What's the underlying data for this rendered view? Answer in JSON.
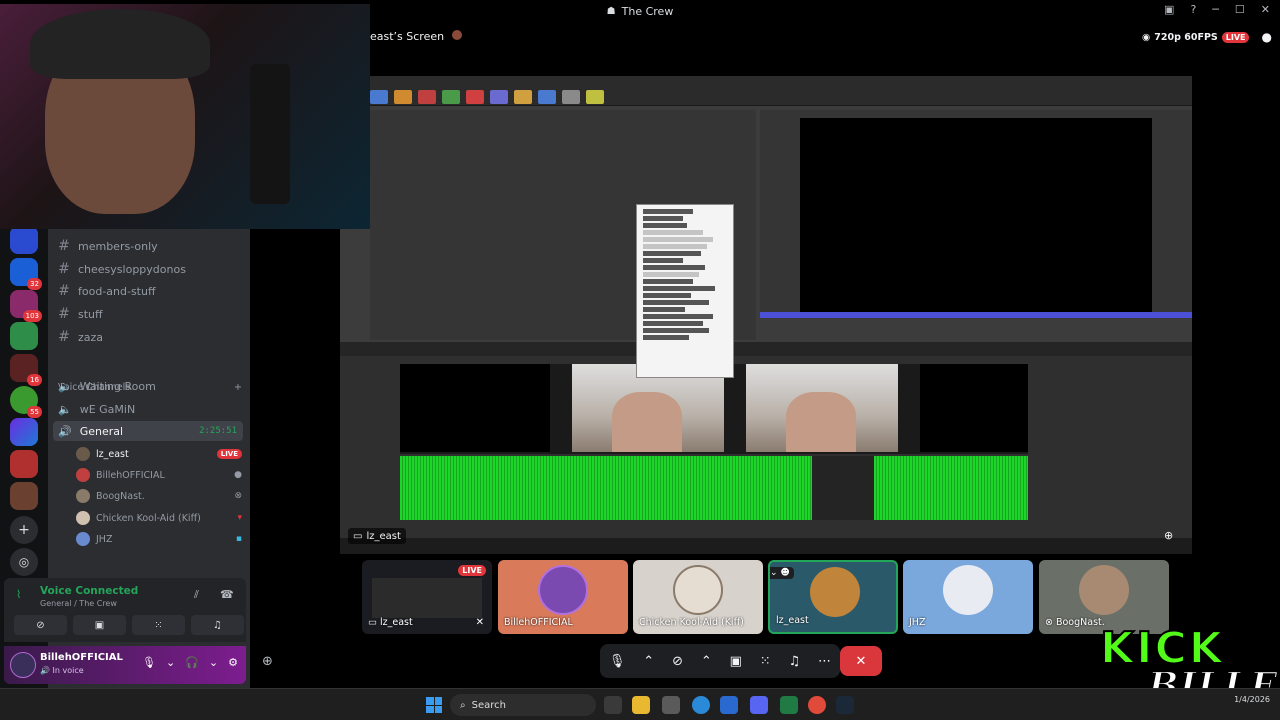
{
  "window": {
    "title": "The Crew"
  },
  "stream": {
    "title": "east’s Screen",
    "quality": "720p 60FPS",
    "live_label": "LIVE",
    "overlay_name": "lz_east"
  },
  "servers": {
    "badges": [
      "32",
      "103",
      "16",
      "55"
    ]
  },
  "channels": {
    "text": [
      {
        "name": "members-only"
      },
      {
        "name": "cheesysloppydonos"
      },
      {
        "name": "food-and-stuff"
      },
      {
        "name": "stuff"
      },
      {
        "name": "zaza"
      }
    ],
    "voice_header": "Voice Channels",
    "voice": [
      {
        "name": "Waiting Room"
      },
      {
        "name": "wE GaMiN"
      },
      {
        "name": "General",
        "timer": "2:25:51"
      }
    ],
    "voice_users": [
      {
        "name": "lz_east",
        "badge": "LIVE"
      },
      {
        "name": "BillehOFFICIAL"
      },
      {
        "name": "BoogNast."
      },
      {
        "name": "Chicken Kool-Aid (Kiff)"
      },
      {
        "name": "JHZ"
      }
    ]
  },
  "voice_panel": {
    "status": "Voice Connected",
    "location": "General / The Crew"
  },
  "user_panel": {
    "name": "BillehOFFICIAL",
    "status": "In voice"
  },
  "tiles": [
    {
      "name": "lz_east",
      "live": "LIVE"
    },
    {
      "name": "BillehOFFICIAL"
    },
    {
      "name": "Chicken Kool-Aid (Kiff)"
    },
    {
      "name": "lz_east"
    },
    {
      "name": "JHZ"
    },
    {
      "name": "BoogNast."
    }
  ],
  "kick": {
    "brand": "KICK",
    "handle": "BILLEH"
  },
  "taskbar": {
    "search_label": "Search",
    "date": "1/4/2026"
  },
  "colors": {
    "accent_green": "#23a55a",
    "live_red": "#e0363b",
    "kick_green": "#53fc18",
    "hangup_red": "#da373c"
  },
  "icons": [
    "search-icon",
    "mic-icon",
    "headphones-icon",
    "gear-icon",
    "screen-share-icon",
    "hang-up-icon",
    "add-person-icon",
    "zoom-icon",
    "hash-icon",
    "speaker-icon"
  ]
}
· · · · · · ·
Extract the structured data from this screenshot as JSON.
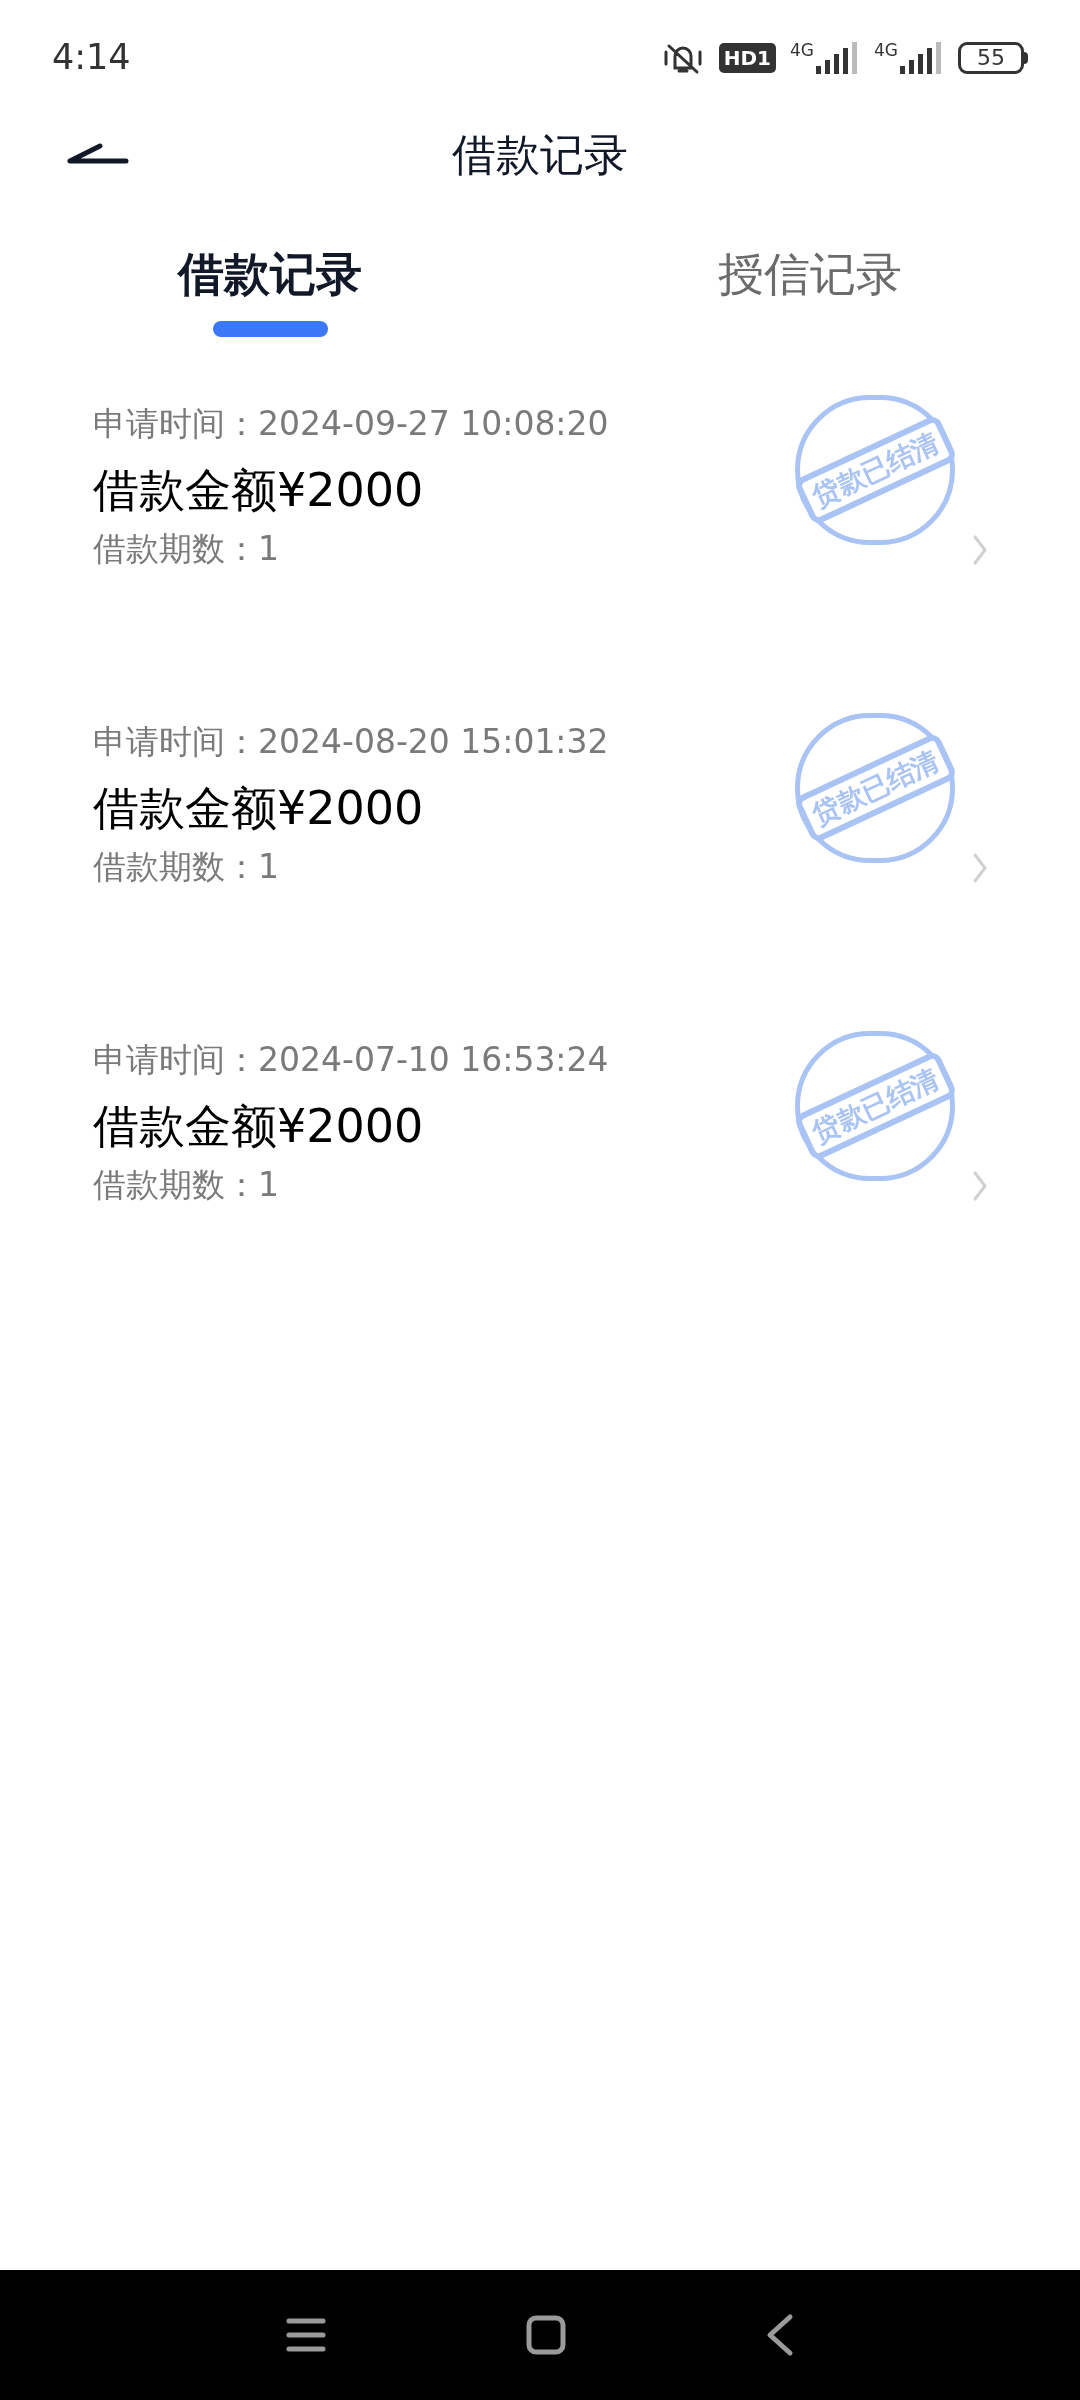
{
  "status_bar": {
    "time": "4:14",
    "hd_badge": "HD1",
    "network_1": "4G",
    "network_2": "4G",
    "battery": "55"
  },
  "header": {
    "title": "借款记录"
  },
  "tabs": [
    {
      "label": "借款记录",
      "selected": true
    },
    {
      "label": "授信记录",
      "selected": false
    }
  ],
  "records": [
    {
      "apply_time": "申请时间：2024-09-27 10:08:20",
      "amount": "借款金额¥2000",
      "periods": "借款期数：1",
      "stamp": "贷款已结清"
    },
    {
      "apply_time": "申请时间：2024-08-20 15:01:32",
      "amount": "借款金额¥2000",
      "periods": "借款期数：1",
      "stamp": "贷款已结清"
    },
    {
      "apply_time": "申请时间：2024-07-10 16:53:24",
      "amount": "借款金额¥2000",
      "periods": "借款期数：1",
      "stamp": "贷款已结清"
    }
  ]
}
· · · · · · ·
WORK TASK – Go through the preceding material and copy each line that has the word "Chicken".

ANSWER –
        "name": "Chicken Kool-Aid (Kiff)"
      "name": "Chicken Kool-Aid (Kiff)"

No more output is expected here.